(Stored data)
+++++

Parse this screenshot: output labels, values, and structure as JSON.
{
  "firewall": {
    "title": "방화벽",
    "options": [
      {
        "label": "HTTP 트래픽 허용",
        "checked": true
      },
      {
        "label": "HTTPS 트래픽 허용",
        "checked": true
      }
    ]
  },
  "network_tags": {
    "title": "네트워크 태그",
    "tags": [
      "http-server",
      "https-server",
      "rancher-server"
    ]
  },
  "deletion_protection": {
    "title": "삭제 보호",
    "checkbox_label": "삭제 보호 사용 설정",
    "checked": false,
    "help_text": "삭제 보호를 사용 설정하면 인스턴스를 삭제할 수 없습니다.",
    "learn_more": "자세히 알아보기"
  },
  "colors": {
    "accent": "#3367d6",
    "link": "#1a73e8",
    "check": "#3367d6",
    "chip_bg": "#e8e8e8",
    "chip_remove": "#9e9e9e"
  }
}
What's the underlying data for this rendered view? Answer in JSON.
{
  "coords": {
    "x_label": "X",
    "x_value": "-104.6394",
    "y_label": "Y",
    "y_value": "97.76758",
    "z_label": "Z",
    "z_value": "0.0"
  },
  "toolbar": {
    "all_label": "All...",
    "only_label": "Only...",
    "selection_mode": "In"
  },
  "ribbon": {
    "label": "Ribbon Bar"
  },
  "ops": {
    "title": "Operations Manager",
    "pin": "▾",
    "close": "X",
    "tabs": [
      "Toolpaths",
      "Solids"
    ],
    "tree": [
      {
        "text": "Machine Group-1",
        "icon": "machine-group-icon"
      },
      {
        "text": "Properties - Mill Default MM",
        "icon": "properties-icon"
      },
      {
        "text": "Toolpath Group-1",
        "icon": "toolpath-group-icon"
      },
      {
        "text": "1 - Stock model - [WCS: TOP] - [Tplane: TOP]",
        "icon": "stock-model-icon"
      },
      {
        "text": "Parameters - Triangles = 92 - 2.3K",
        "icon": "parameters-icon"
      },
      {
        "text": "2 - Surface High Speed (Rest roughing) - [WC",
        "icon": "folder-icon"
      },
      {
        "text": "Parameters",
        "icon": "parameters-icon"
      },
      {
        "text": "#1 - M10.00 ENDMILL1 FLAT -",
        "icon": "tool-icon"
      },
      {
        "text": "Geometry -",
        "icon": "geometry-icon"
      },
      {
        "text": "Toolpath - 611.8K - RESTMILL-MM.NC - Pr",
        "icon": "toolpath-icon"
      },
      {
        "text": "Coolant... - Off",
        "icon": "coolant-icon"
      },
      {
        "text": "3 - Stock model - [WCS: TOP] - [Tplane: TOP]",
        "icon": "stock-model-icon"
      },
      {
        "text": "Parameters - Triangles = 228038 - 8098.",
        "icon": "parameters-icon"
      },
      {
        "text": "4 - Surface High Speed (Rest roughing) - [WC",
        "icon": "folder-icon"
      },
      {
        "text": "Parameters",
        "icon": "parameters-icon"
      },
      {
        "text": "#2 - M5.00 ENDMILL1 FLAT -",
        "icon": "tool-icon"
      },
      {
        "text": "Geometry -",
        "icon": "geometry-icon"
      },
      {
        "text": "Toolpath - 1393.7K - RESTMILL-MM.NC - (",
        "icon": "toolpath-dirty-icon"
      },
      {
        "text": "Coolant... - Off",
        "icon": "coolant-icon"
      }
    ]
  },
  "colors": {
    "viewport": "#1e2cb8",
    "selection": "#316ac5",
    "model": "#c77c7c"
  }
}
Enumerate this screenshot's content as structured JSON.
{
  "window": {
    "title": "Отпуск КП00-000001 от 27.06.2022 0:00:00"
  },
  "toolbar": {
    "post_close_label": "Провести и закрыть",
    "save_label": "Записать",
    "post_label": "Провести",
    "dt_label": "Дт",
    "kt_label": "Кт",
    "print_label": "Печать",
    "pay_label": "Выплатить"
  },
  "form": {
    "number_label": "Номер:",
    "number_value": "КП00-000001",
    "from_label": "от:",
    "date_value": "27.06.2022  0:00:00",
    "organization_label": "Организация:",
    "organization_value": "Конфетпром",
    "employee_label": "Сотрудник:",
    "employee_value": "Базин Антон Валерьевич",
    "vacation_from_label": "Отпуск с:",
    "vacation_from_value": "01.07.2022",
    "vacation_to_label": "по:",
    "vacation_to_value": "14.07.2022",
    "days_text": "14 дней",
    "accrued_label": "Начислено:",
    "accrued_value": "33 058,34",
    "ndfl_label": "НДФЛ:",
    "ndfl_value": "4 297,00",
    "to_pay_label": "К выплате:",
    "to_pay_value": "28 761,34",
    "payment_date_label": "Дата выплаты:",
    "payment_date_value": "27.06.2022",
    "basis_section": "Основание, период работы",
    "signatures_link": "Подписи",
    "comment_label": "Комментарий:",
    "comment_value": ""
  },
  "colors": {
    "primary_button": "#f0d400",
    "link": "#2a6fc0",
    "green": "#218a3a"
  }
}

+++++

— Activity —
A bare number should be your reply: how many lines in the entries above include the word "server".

— Solution —
3